- Identify and assess biases and racism in district programs and practices.
- Establish equitable and culturally responsive teaching strategies.
- Provide district-wide diversity, equity and inclusion training.
- Support the hiring, retention and promotion of a diverse workforce.
- Evaluate the current curriculum for cultural competence and relevance.
- Create protocols and a robust system for reporting and responding to incidents of bias and discrimination.
- Encourage and mediate open conversations about bias, discrimination and racism.
The hiring process calls for a myriad of job requirements, such as a master’s degree with 5+ years of related experience in a school setting and a bachelor’s degree with 7-10+ years of experience in areas of diversity, equity and inclusion. The selection process for candidates includes a Hiring Committee, meeting with student focus groups and meeting and greeting with members of the Burlington Public Schools community.
“This position will see that equity is a lens that we start from, not where we end at and we shape our decisions and policies acknowledging that,” stated Dr. Conti. “The equity director will be a valued member of our leadership team. We are not color blind. We want to make sure all students feel like they belong.”
Getting to a vote
Three of the five School Committee members, along with the majority of Ways & Means, proposed amending the article so there is more “flexibility” in terms of ensuring the position is implemented properly and that the funding situation becomes clearer as the community battles with COVID-19, in addition to racism.
“The School Committee has not had thorough conversations with the Equity Committee on the oversight of the position. We want flexibility so we can study other models and figure out what works best,” advised School Committee Chair Christine Monaco. “This warrant article [$81,000] only pays for this year, partially, but the funding can go up to $140,000 next year. We do not have that type of money in our budget.”
Ways & Means voted 5-7 against the warrant article, with the opposition stating “budget cuts are creating a big concern over the next fiscal year.” The town’s economic officials are worried that fiscal year 2022 may “potentially be worse” than fiscal year 2021, so Ways & Means “felt this is not the best time to be making this fiscal allotment.”
The Ways & Means members in favor cited a commonly heard reason for supporting the position’s implementation now: “It is an urgent community need.”
Precinct 3 Town Meeting member Joanne Frustaci strongly urged her constituents to not wait a minute longer and approve this position, specifically referencing students who have been victims of racism as recently as this year.
“This issue is a burning, pressing need.

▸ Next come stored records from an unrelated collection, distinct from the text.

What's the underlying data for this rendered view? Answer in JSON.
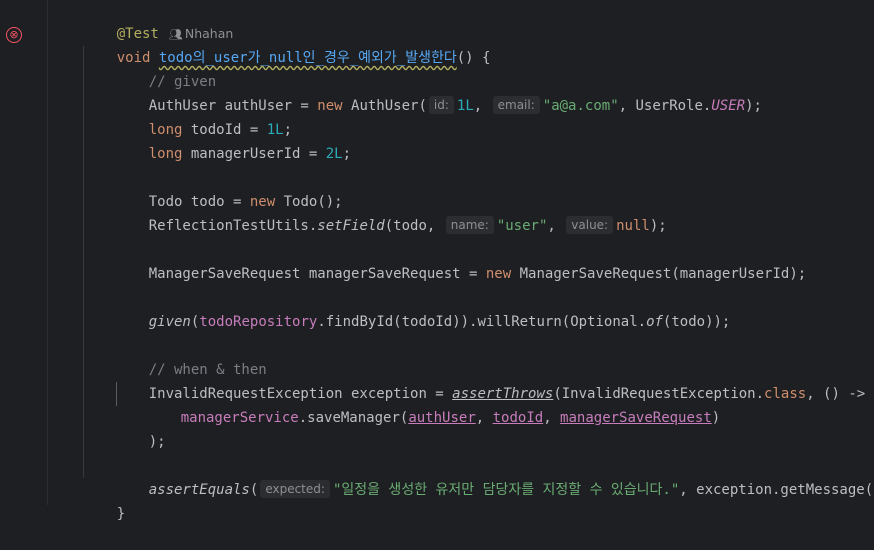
{
  "annotation": "@Test",
  "author": "Nhahan",
  "error_icon": "⊗",
  "method": {
    "modifier": "void",
    "name": "todo의_user가_null인_경우_예외가_발생한다",
    "open": "() {"
  },
  "lines": {
    "given_comment": "// given",
    "auth_user_type": "AuthUser authUser = ",
    "new": "new",
    "auth_user_ctor": " AuthUser(",
    "hint_id": "id:",
    "val_1L": "1L",
    "comma": ",",
    "hint_email": "email:",
    "email_str": "\"a@a.com\"",
    "user_role": ", UserRole.",
    "user_const": "USER",
    "close_paren_semi": ");",
    "long": "long",
    "todo_id": " todoId = ",
    "semi": ";",
    "manager_user_id": " managerUserId = ",
    "val_2L": "2L",
    "todo_decl": "Todo todo = ",
    "todo_ctor": " Todo();",
    "reflection": "ReflectionTestUtils.",
    "set_field": "setField",
    "set_field_args": "(todo,",
    "hint_name": "name:",
    "user_str": "\"user\"",
    "hint_value": "value:",
    "null": "null",
    "msr_decl": "ManagerSaveRequest managerSaveRequest = ",
    "msr_ctor": " ManagerSaveRequest(managerUserId);",
    "given": "given",
    "todo_repo": "todoRepository",
    "find_by_id": ".findById(todoId)).willReturn(Optional.",
    "of": "of",
    "of_args": "(todo));",
    "when_comment": "// when & then",
    "exception_decl": "InvalidRequestException exception = ",
    "assert_throws": "assertThrows",
    "assert_throws_args": "(InvalidRequestException.",
    "class": "class",
    "lambda": ", () ->",
    "manager_service": "managerService",
    "save_manager": ".saveManager(",
    "arg_auth_user": "authUser",
    "arg_sep": ", ",
    "arg_todo_id": "todoId",
    "arg_msr": "managerSaveRequest",
    "close_paren": ")",
    "assert_equals": "assertEquals",
    "open_paren": "(",
    "hint_expected": "expected:",
    "message_str": "\"일정을 생성한 유저만 담당자를 지정할 수 있습니다.\"",
    "get_message": ", exception.getMessage());",
    "close_brace": "}"
  }
}
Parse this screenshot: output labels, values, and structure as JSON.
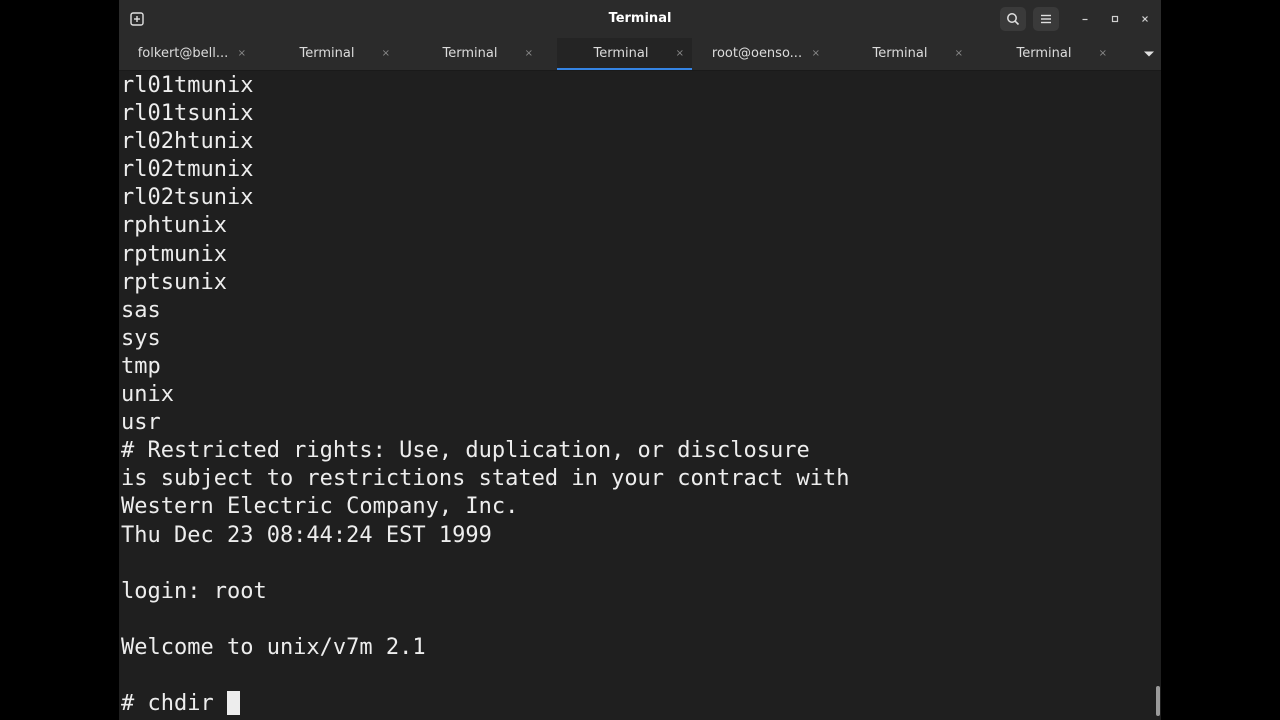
{
  "window": {
    "title": "Terminal"
  },
  "tabs": [
    {
      "label": "folkert@bell...",
      "close": "×",
      "active": false
    },
    {
      "label": "Terminal",
      "close": "×",
      "active": false
    },
    {
      "label": "Terminal",
      "close": "×",
      "active": false
    },
    {
      "label": "Terminal",
      "close": "×",
      "active": true
    },
    {
      "label": "root@oenso...",
      "close": "×",
      "active": false
    },
    {
      "label": "Terminal",
      "close": "×",
      "active": false
    },
    {
      "label": "Terminal",
      "close": "×",
      "active": false
    }
  ],
  "terminal": {
    "lines": [
      "rl01tmunix",
      "rl01tsunix",
      "rl02htunix",
      "rl02tmunix",
      "rl02tsunix",
      "rphtunix",
      "rptmunix",
      "rptsunix",
      "sas",
      "sys",
      "tmp",
      "unix",
      "usr",
      "# Restricted rights: Use, duplication, or disclosure",
      "is subject to restrictions stated in your contract with",
      "Western Electric Company, Inc.",
      "Thu Dec 23 08:44:24 EST 1999",
      "",
      "login: root",
      "",
      "Welcome to unix/v7m 2.1",
      "",
      "# chdir"
    ]
  },
  "icons": {
    "new_tab": "new-tab-icon",
    "search": "search-icon",
    "menu": "hamburger-menu-icon",
    "minimize": "minimize-icon",
    "maximize": "maximize-icon",
    "close": "close-icon",
    "tab_overflow": "chevron-down-icon"
  },
  "colors": {
    "terminal_bg": "#1f1f1f",
    "terminal_fg": "#ededed",
    "titlebar_bg": "#2b2b2b",
    "active_tab_accent": "#3584e4"
  }
}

Students have given us ample evidence of the need for this position,” she insisted. “The Equity Committee has been asking for this position for the last several years.”
On the other side of the spectrum, Precinct 5 Town Meeting member Chris Murphy expressed a desire to not rush the position through but rather make sure the vetting process is adequately conducted.
“We need to do this the right way. We do not want to mess this up by rushing it and creating a disservice to the town,” lectured Murphy. “The level of this position is similar to an executive, and you typically do not hire a vice president of a company in a week.
With some more discussion taking place, where similar points were reiterated, the common theme was everybody was firmly in support of the merits of the position and those against, only took that stance because of the financial uncertainty that has resulted from COVID-19.
When a vote finally was taken after almost two hours of dialogue, Town Meeting passed the warrant article by a 73-33 margin, fulfilling the requirement for a clear majority approval.
As the ball really gets rolling and candidates are made public, expect constant updates on the status of this position in the coming months.